Domestic violence: A trauma
By: Farishta Khattak
Domestic violence occurs between people in an intimate relationship. It can take many forms, including emotional, verbal, sexual, and physical abuse, as well as threats of abuse. Abusive relationships always involve an imbalance of power and control. An abuser uses intimidating, hurtful words and behaviors to control their partner. It might not be easy to identify domestic violence at first, as even though some relationships are clearly abusive from the outset, abuse often starts subtly and gets worse over time.
You might be experiencing domestic violence if you are in a relationship with someone who insults you, tries to control how you spend money, where you go, what medication you take, threatens you with violence, or blames you for their abusive behavior. If anything of this sort is happening to you, you are being subjected to domestic violence and should leave your abusive partner, or at least start planning how to do so. An abuser will continue abusing you if you stay silent every time they hit you, abuse you, or torture you.
Domestic abuse is happening everywhere around the world, whether it is Pakistan, India, the United States, Ethiopia, or any other country. It is not limited to a specific geographic context, and whether we talk about it or not, we cannot deny the fact that it is happening and many women are suffering from it. Furthermore, they will keep suffering if we continue ignoring it and refuse to acknowledge that it is a real issue.
Pakistan is a developing country is where there is still much work to be done to achieve gender equality. According to a study carried out in 2009 by “Human Rights Watch”, an estimated 5000 women are killed per year from domestic physical violence, with thousands of others left disabled. Many girls get married at a very young age where they have no idea what is happening to them, making them vulnerable and more prone to violence. Often, they cannot take a stand for themselves as they are financially and emotionally dependent on their husbands, making them think that they will not be able to survive without their partners. These thoughts can be traced to socio-cultural norms in Pakistan, which are mostly patriarchal, highlighting that work needs to be done to remove this dependence of women over men.
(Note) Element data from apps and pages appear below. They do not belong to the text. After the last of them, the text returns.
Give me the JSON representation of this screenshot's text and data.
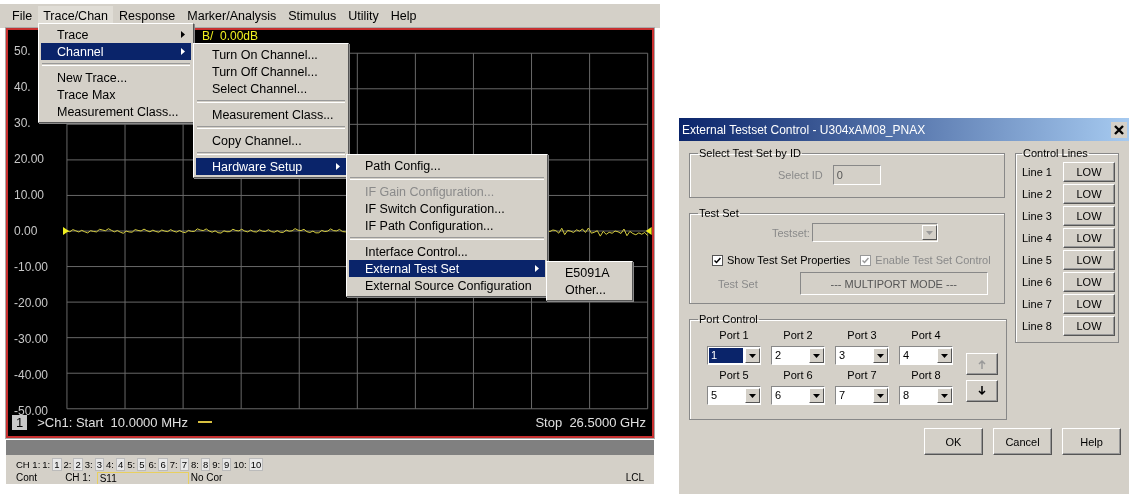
{
  "analyzer": {
    "menubar": [
      {
        "label": "File",
        "selected": false
      },
      {
        "label": "Trace/Chan",
        "selected": true
      },
      {
        "label": "Response",
        "selected": false
      },
      {
        "label": "Marker/Analysis",
        "selected": false
      },
      {
        "label": "Stimulus",
        "selected": false
      },
      {
        "label": "Utility",
        "selected": false
      },
      {
        "label": "Help",
        "selected": false
      }
    ],
    "menus": [
      {
        "items": [
          {
            "kind": "item",
            "label": "Trace",
            "submenu": true,
            "selected": false,
            "disabled": false
          },
          {
            "kind": "item",
            "label": "Channel",
            "submenu": true,
            "selected": true,
            "disabled": false
          },
          {
            "kind": "separator"
          },
          {
            "kind": "item",
            "label": "New Trace...",
            "submenu": false,
            "selected": false,
            "disabled": false
          },
          {
            "kind": "item",
            "label": "Trace Max",
            "submenu": false,
            "selected": false,
            "disabled": false
          },
          {
            "kind": "item",
            "label": "Measurement Class...",
            "submenu": false,
            "selected": false,
            "disabled": false
          }
        ]
      },
      {
        "items": [
          {
            "kind": "item",
            "label": "Turn On Channel...",
            "submenu": false,
            "selected": false,
            "disabled": false
          },
          {
            "kind": "item",
            "label": "Turn Off Channel...",
            "submenu": false,
            "selected": false,
            "disabled": false
          },
          {
            "kind": "item",
            "label": "Select Channel...",
            "submenu": false,
            "selected": false,
            "disabled": false
          },
          {
            "kind": "separator"
          },
          {
            "kind": "item",
            "label": "Measurement Class...",
            "submenu": false,
            "selected": false,
            "disabled": false
          },
          {
            "kind": "separator"
          },
          {
            "kind": "item",
            "label": "Copy Channel...",
            "submenu": false,
            "selected": false,
            "disabled": false
          },
          {
            "kind": "separator"
          },
          {
            "kind": "item",
            "label": "Hardware Setup",
            "submenu": true,
            "selected": true,
            "disabled": false
          }
        ]
      },
      {
        "items": [
          {
            "kind": "item",
            "label": "Path Config...",
            "submenu": false,
            "selected": false,
            "disabled": false
          },
          {
            "kind": "separator"
          },
          {
            "kind": "item",
            "label": "IF Gain Configuration...",
            "submenu": false,
            "selected": false,
            "disabled": true
          },
          {
            "kind": "item",
            "label": "IF Switch Configuration...",
            "submenu": false,
            "selected": false,
            "disabled": false
          },
          {
            "kind": "item",
            "label": "IF Path Configuration...",
            "submenu": false,
            "selected": false,
            "disabled": false
          },
          {
            "kind": "separator"
          },
          {
            "kind": "item",
            "label": "Interface Control...",
            "submenu": false,
            "selected": false,
            "disabled": false
          },
          {
            "kind": "item",
            "label": "External Test Set",
            "submenu": true,
            "selected": true,
            "disabled": false
          },
          {
            "kind": "item",
            "label": "External Source Configuration",
            "submenu": false,
            "selected": false,
            "disabled": false
          }
        ]
      },
      {
        "items": [
          {
            "kind": "item",
            "label": "E5091A",
            "submenu": false,
            "selected": false,
            "disabled": false
          },
          {
            "kind": "item",
            "label": "Other...",
            "submenu": false,
            "selected": false,
            "disabled": false
          }
        ]
      }
    ],
    "scale": "B/  0.00dB",
    "y_axis_labels": [
      "50.",
      "40.",
      "30.",
      "20.00",
      "10.00",
      "0.00",
      "-10.00",
      "-20.00",
      "-30.00",
      "-40.00",
      "-50.00"
    ],
    "channel_number": "1",
    "start": ">Ch1: Start  10.0000 MHz",
    "stop": "Stop  26.5000 GHz",
    "channel_prefix": "CH 1:",
    "channel_tabs": [
      {
        "label": "1:",
        "value": "1"
      },
      {
        "label": "2:",
        "value": "2"
      },
      {
        "label": "3:",
        "value": "3"
      },
      {
        "label": "4:",
        "value": "4"
      },
      {
        "label": "5:",
        "value": "5"
      },
      {
        "label": "6:",
        "value": "6"
      },
      {
        "label": "7:",
        "value": "7"
      },
      {
        "label": "8:",
        "value": "8"
      },
      {
        "label": "9:",
        "value": "9"
      },
      {
        "label": "10:",
        "value": "10"
      }
    ],
    "status": {
      "mode": "Cont",
      "channel": "CH 1:",
      "measurement": "S11",
      "correction": "No Cor",
      "control": "LCL"
    }
  },
  "dialog": {
    "title": "External Testset Control - U304xAM08_PNAX",
    "select_group": {
      "title": "Select Test Set by ID",
      "label": "Select ID",
      "value": "0",
      "disabled": true
    },
    "testset_group": {
      "title": "Test Set",
      "testset_label": "Testset:",
      "disabled": true,
      "checkboxes": [
        {
          "label": "Show Test Set Properties",
          "checked": true,
          "disabled": false
        },
        {
          "label": "Enable Test Set Control",
          "checked": true,
          "disabled": true
        }
      ],
      "mode_label": "Test Set",
      "mode_value": "--- MULTIPORT MODE ---"
    },
    "port_group": {
      "title": "Port Control",
      "ports": [
        {
          "label": "Port 1",
          "value": "1",
          "selected": true
        },
        {
          "label": "Port 2",
          "value": "2",
          "selected": false
        },
        {
          "label": "Port 3",
          "value": "3",
          "selected": false
        },
        {
          "label": "Port 4",
          "value": "4",
          "selected": false
        },
        {
          "label": "Port 5",
          "value": "5",
          "selected": false
        },
        {
          "label": "Port 6",
          "value": "6",
          "selected": false
        },
        {
          "label": "Port 7",
          "value": "7",
          "selected": false
        },
        {
          "label": "Port 8",
          "value": "8",
          "selected": false
        }
      ],
      "move_buttons": [
        {
          "kind": "up",
          "disabled": true
        },
        {
          "kind": "down",
          "disabled": false
        }
      ]
    },
    "control_lines": {
      "title": "Control Lines",
      "lines": [
        {
          "label": "Line 1",
          "value": "LOW"
        },
        {
          "label": "Line 2",
          "value": "LOW"
        },
        {
          "label": "Line 3",
          "value": "LOW"
        },
        {
          "label": "Line 4",
          "value": "LOW"
        },
        {
          "label": "Line 5",
          "value": "LOW"
        },
        {
          "label": "Line 6",
          "value": "LOW"
        },
        {
          "label": "Line 7",
          "value": "LOW"
        },
        {
          "label": "Line 8",
          "value": "LOW"
        }
      ]
    },
    "buttons": [
      "OK",
      "Cancel",
      "Help"
    ]
  }
}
Most of these young girls are from undeveloped areas in Sindh according to UNICEF and oftentimes when they get married their parents relinquish all responsibility to their husbands, leaving them with no other choice but to stay in abusive relationships where they are regularly subjected to physical abuse. The violence that these women face all their lives leads to great trauma and leaves a huge hole in their life. This trauma costs them their mental and physical health, and sometimes, even their lives. Domestic violence does not only affect the women that are the direct targets of abuse, but also the children who live in the same household and witness the abuse.
Children who see their mothers being tortured are mentally affected and they start hating their father and someone who they should see as a hero, they end up seeing as a villain. It becomes a gap in their lives and when these children grow up, they continue the cycle of abuse by doing the same to their wives because they saw the same happen to their own mother. Due to the normalization of abuse in their childhood, they think that it is okay to beat women and torture them, just because they are fragile and are dependent on them. Hence, domestic violence not only damages one person but a whole generation. One is too many.
In order to tackle this issue, The Ministry of Human Rights (MOHR) Pakistan has started a free, nationwide helpline to report domestic abuse cases. People can either directly call the helpline at 1099 or they can simply use the mobile app “Helpline 1099”. Last year, on the International Day for the Elimination of Violence against Women on November 25, the Government of Pakistan stressed their commitment and dedication to working towards tacking domestic violence and promoting women empowerment, which is a positive step and more platforms should be developed in order to protect not only women’s rights but also human rights in general.
I, as a woman, know the kind of expectation society has from us and the particular way we are expected to behave. Our society has attached honor to women and has made them their puppets. Like the world revolves around men and women are just mere puppets. While men have their fair share of the blame for the situation, women are also a part of this society and they must raise their voice and take a stand for themselves. They must get separated from their abusive husbands when they are called names and are character assassinated. Many parents think that their daughters are better off dead than to leave their husbands no matter how abusive they are and how much they are being tortured as women should stay silent and compromise with their husbands regardless of the fact if they are suffering from abuse. A divorced daughter is better than a dead daughter is a message that people need to understand.
My final question is why? Why do women have to be confined to their homes? Why can’t a man control his anger? Why can’t abusers think about the consequences that they will have on their family when they abuse their spouse? How long must women suffer in silence?